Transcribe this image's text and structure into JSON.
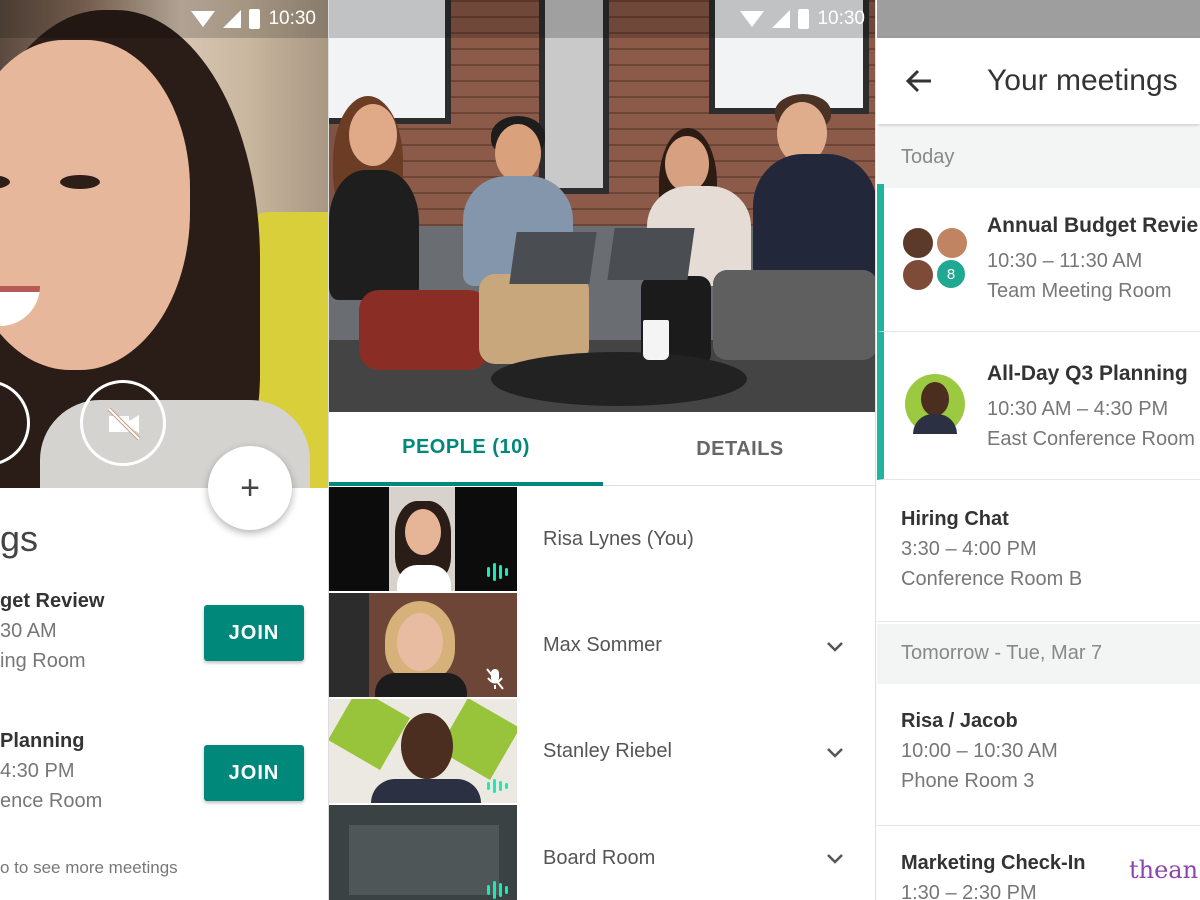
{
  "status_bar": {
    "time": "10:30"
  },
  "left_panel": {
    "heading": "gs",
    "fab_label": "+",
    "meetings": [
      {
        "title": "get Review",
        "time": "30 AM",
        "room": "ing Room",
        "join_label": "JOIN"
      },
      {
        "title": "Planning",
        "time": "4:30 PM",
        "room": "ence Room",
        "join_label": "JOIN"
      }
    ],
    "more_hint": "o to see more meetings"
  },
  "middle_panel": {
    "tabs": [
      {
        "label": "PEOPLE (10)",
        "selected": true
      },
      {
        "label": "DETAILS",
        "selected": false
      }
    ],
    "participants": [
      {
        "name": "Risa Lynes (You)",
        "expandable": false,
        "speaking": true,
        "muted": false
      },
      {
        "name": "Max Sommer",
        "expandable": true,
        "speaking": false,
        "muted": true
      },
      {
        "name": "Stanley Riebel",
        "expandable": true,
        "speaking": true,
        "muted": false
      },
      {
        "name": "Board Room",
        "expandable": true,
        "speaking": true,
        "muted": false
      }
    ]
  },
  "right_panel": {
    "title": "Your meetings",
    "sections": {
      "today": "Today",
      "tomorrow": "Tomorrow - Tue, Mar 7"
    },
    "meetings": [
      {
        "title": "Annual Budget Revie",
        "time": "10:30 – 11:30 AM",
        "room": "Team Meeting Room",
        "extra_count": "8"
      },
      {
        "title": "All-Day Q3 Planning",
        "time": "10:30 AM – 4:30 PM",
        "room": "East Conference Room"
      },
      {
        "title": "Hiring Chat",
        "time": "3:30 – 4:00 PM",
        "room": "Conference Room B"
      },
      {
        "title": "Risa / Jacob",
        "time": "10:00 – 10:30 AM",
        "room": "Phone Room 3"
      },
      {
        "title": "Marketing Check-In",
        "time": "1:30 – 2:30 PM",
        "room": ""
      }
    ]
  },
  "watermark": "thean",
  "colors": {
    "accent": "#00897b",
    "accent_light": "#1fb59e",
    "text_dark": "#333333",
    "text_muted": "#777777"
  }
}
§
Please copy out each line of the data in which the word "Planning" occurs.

        "title": "Planning",
        "title": "All-Day Q3 Planning",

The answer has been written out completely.